THE INPUT:

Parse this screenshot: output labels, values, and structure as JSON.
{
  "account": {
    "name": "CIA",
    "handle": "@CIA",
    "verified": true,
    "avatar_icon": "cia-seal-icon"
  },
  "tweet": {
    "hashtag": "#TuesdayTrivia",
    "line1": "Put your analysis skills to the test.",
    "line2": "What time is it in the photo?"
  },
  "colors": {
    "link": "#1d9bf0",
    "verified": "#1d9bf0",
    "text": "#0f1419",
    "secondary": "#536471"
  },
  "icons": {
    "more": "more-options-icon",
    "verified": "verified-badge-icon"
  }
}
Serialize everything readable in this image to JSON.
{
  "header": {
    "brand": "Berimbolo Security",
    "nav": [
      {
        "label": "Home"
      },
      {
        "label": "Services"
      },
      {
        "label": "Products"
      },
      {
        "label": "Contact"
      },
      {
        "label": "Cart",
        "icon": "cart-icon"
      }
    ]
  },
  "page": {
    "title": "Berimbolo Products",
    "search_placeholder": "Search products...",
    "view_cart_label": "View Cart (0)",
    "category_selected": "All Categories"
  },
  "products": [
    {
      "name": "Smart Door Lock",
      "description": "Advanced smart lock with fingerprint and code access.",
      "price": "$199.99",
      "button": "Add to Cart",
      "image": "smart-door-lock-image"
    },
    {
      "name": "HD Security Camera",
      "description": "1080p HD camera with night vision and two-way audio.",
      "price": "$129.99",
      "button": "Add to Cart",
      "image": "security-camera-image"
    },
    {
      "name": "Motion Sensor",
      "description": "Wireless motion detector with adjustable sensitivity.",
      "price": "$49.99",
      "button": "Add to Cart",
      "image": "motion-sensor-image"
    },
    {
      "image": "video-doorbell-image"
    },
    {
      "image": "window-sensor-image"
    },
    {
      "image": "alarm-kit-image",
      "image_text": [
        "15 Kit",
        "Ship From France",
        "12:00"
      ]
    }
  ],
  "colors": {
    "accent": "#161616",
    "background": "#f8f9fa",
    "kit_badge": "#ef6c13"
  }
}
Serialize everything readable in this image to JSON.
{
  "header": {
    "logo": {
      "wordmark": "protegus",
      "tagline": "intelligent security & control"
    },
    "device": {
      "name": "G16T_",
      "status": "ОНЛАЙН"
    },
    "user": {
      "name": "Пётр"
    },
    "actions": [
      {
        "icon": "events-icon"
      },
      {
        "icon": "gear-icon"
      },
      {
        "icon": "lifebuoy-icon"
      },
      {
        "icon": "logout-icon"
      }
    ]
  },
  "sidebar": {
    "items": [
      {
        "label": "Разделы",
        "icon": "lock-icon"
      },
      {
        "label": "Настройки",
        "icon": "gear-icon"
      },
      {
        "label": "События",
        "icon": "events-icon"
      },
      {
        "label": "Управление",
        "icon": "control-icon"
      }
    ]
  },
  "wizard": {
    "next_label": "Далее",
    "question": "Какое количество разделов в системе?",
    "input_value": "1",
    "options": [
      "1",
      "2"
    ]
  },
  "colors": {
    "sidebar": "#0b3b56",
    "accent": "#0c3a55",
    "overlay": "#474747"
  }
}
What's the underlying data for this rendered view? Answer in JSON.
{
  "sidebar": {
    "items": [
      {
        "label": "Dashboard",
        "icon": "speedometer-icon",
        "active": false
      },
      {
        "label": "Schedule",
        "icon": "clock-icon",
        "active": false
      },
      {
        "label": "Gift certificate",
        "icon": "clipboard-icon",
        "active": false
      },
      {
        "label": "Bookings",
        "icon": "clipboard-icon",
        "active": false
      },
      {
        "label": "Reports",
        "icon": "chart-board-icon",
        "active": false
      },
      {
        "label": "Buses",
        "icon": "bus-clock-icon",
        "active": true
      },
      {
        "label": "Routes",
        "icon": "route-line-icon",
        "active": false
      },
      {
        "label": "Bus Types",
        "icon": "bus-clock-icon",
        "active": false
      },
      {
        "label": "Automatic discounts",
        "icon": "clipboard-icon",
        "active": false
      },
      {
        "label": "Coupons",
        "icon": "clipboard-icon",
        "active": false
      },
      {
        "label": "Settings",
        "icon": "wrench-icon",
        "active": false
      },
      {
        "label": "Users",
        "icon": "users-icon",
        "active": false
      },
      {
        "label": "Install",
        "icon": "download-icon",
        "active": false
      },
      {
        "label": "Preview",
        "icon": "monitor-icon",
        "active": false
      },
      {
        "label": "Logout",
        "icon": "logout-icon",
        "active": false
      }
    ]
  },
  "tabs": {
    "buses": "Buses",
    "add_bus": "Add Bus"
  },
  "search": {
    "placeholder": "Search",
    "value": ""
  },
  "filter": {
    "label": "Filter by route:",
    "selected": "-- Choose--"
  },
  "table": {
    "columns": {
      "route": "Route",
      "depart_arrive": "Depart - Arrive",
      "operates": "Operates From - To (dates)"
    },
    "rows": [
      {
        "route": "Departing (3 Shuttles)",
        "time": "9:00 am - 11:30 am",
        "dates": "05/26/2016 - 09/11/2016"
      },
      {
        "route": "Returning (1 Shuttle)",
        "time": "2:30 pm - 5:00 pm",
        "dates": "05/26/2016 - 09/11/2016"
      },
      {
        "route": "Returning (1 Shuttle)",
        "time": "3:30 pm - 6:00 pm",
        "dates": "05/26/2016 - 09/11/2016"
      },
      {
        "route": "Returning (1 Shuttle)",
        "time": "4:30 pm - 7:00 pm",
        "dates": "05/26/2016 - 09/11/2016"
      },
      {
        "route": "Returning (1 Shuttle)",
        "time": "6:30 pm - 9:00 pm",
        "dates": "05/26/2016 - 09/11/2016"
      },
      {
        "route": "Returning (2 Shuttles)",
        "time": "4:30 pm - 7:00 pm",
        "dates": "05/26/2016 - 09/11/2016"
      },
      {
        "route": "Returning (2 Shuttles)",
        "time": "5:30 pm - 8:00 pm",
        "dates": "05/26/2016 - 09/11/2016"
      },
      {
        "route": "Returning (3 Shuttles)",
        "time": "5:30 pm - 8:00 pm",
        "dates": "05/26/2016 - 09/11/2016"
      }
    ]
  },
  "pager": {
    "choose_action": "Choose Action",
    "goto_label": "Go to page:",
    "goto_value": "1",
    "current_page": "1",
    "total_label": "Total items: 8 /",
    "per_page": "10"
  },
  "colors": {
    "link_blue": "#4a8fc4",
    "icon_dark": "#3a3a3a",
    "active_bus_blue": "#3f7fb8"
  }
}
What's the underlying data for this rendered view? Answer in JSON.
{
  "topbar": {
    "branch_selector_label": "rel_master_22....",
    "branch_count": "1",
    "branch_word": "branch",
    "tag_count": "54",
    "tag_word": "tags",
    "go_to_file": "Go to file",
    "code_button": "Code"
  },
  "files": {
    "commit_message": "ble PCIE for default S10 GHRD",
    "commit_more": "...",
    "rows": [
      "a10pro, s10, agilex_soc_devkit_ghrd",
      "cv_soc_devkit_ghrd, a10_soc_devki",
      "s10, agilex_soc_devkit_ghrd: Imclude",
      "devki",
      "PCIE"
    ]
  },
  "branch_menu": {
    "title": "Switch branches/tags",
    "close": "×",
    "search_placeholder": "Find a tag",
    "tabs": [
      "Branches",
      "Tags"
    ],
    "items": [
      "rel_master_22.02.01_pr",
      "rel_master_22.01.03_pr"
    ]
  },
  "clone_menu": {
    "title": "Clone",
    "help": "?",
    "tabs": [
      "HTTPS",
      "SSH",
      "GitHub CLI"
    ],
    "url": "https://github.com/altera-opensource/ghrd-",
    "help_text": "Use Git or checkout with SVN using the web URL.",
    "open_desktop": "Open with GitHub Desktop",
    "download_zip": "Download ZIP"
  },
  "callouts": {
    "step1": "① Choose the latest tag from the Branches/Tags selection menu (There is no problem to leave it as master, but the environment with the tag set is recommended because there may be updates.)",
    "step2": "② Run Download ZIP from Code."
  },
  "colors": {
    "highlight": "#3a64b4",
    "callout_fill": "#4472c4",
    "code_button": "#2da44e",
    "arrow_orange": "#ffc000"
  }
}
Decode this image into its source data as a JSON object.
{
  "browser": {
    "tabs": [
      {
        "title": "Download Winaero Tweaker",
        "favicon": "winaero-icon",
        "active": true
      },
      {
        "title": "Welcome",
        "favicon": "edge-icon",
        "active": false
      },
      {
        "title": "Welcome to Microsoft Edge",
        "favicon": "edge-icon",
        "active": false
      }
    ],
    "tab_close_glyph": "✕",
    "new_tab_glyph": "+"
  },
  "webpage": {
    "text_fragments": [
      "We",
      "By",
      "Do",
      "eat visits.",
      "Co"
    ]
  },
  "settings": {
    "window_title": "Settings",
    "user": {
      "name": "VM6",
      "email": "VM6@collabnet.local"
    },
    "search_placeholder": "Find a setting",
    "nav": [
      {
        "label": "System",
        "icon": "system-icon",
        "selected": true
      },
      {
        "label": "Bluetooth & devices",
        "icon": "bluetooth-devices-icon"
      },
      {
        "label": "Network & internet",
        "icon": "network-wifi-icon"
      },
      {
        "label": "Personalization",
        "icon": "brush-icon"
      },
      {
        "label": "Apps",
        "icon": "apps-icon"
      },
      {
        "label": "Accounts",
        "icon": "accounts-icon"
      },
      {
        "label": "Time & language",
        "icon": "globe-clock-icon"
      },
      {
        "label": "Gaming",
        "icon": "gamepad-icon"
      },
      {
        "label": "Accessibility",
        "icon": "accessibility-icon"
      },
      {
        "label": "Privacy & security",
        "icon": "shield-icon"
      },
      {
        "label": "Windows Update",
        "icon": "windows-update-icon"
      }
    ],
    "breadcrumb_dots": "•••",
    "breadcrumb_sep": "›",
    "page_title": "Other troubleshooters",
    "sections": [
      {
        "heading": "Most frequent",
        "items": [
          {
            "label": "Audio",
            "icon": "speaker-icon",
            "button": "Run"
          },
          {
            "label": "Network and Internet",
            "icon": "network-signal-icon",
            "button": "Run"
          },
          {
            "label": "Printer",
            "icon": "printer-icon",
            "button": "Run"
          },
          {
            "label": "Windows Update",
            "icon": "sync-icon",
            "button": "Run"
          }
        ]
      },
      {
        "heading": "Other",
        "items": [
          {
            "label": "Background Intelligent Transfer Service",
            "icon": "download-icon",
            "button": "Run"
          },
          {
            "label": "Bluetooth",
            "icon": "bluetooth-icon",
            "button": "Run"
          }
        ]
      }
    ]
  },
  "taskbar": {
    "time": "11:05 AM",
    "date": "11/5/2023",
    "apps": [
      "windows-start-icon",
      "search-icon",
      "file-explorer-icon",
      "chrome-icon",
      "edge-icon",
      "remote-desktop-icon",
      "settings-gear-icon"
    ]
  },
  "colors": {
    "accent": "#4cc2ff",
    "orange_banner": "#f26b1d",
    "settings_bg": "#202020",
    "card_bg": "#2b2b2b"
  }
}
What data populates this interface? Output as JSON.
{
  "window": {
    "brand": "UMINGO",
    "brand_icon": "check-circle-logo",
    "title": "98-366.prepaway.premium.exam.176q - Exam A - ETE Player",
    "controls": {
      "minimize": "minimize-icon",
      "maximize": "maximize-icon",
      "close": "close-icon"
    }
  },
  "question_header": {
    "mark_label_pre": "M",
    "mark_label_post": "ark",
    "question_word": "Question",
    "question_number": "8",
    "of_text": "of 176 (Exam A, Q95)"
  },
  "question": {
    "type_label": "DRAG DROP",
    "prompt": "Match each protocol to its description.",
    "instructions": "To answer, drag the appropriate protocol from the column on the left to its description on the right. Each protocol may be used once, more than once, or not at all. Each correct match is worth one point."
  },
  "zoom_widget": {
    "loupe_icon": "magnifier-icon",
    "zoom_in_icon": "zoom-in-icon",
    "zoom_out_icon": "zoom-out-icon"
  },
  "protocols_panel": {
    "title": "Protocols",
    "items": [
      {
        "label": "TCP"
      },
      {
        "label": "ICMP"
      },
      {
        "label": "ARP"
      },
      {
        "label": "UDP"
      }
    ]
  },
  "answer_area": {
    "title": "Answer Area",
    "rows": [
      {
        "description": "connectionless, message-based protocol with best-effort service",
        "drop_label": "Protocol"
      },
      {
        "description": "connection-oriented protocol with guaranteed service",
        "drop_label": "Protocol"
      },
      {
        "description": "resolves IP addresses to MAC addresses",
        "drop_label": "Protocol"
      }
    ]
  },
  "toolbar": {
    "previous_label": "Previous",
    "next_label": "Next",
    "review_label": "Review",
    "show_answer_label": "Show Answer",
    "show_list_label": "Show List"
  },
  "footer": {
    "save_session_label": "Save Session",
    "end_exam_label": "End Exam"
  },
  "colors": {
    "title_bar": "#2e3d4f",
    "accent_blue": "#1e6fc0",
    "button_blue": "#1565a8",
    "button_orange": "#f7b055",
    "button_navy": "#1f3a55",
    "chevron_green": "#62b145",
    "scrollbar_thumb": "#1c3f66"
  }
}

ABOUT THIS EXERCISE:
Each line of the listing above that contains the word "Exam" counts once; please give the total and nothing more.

EXERCISE RESPONSE:
3